have an alternative. I was never offered fat contracts, so as a free agent, I needed the signing fee in order to live and save for. I am 33 now. I have been playing professional football for 16 years. It’s true that I am not rich and that I don’t have a lot of money, but I am rich in the manners of cultures, spirit and experiences. I could stay in Colo Colo for 5 years and win every title I want, but it didn't happened. I can be frustrated for it, but would I learn to speak six languages?”.
In Dubai, he played for Al Sha’ab and many of his teammates were multi-millionaires, who parked their Ferraris outside the training facility. In Switzerland he had great spells both with Schaffhausen and St. Galen, and become a known striker in a European league; In Bulgaria, he learned the local language and culture. He also, had his second child there. During his time in Chernomorets he scored 18 goals, passed 12 assists in 62 matches and also played in the Europa League. When the team’s sponsors disappeared and the club had a funding problem, Fernandez tried to go back to Switzerland after talks with Lugano, but eventually found himself in Israel.
In the past four seasons Fernández was a second division’ striker. He played for Hapoel Ramat Gan, Ramat HaSharon, Hapoel Petah Tikva and now for Maccabi Herzliya. In parallel, he also coaches the young strikers of Hapoel Petah Tikva’s youth department.
“Israel is my second home. Usually I change a country after two years and now it’s my fourth season here. It’s certainly a record”, he smiles modestly.
"I could stay in one place and win any title I want, but would I speak 6 Languages?" Fernández, scoring in Hebrew. (Y.Cifkis©)
Like in every BabaGol Interview, Adrián answered the ‘Personal Football Questions’, but in an extended version.
What is your favorite position?
Forward, of course.
What is your favorite formation of a football team?
I think that there is no such thing like formations. It depends on the players you have in the team. As a coach, you must find the style of game that fits your players the most, in order to allow them to provide 100% of themselves, enjoy playing.

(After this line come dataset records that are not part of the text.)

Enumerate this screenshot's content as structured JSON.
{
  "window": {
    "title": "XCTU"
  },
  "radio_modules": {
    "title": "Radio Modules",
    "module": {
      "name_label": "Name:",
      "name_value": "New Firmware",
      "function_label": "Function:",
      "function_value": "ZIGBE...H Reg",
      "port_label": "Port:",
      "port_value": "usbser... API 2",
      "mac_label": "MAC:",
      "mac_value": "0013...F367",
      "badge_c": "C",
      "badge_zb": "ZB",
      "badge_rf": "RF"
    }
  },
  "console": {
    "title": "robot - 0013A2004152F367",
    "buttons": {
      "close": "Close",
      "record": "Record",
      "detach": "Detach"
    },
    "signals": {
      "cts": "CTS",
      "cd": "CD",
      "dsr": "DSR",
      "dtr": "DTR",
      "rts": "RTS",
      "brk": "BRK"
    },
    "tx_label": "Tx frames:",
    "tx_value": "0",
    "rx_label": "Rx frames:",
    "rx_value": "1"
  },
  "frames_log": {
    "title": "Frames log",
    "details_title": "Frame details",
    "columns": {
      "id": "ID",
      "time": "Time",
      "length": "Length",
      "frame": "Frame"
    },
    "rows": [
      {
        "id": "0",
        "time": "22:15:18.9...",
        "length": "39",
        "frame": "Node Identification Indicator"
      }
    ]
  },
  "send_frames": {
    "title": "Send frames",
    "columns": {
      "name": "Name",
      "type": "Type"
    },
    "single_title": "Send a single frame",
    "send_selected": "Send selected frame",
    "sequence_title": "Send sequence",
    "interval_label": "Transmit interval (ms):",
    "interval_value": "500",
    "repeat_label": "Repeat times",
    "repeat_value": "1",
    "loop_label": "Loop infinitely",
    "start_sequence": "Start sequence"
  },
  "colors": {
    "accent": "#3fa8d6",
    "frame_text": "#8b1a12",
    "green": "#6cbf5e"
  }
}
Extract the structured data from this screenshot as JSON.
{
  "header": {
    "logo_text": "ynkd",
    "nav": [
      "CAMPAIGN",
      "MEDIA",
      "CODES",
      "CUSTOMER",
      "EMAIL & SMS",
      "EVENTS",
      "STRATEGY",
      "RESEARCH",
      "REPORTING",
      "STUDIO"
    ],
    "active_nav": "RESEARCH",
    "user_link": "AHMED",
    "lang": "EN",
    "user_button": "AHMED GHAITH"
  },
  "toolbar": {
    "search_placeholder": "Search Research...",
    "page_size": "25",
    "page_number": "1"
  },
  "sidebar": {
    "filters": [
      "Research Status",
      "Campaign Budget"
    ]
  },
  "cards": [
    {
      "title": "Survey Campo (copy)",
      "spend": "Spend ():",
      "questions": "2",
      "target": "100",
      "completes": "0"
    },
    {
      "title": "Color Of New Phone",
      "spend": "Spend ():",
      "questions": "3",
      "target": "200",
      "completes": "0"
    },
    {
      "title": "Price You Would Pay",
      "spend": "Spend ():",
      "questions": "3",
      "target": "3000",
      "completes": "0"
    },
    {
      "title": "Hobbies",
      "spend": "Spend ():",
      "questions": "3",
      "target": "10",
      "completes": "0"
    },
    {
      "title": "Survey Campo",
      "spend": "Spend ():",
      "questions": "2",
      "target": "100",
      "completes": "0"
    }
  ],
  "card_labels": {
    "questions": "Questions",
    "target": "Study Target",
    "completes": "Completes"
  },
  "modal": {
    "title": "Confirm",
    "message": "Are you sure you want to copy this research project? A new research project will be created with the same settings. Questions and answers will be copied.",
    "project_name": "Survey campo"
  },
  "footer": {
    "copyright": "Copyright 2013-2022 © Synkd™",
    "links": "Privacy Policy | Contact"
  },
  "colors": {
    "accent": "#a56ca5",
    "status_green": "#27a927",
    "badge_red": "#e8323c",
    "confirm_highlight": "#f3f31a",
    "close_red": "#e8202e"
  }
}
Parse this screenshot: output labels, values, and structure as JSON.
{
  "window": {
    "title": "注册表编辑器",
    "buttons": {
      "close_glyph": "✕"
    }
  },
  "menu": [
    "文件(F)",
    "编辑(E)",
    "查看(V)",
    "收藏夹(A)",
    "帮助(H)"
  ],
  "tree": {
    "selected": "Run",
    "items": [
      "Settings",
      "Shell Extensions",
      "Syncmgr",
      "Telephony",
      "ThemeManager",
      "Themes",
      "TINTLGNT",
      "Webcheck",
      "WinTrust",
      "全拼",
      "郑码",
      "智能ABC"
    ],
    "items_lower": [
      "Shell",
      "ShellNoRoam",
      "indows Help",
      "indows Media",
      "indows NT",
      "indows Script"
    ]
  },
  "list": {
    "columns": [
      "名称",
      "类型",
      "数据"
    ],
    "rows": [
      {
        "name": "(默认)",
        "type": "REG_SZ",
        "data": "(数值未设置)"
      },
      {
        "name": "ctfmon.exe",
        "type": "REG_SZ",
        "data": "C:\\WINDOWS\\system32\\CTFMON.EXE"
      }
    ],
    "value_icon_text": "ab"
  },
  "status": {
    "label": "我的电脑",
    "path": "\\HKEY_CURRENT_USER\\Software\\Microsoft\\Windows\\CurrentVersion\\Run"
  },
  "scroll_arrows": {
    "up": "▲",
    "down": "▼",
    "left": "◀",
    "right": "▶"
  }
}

Eventually, Football is a game of momentum.
Who is the best coach you had?
There are two. Rolf Fringer at St. Galen and Krasimir Balakov at Chernomorets Burgas.
Describe Adrián Fernández.
It’s a sentence my father once told me. “I prefer that people will remember me as a great person than a great player. A good player is a good player, but a good person is someone who people remember as a friend, as a connection”. Well, that’s me.
What would you do if not playing football?
I would either become a chef or a movie actor.
Who is your favorite team?
Nueva Chicago. There’s no other.
Who is your Favorite player?
Carlos Tevez. When I was a kid I liked Batistuta, Maradona and Ronaldo (‘El Fenomeno’).
What is your greatest football moment of all times?
My favorite moment was the promotion with Nueva Chicago to Primera Division. It was my dream, it was my family's dream. That was a moment of joy and pride.
What is your dream in football?
I have a football - coaching project that I develop in the United States, but I don’t like to call it a ‘dream’. I prefer to call it a ‘Goal’. Dreams are something we can’t touch. Goals are realistic and achievable.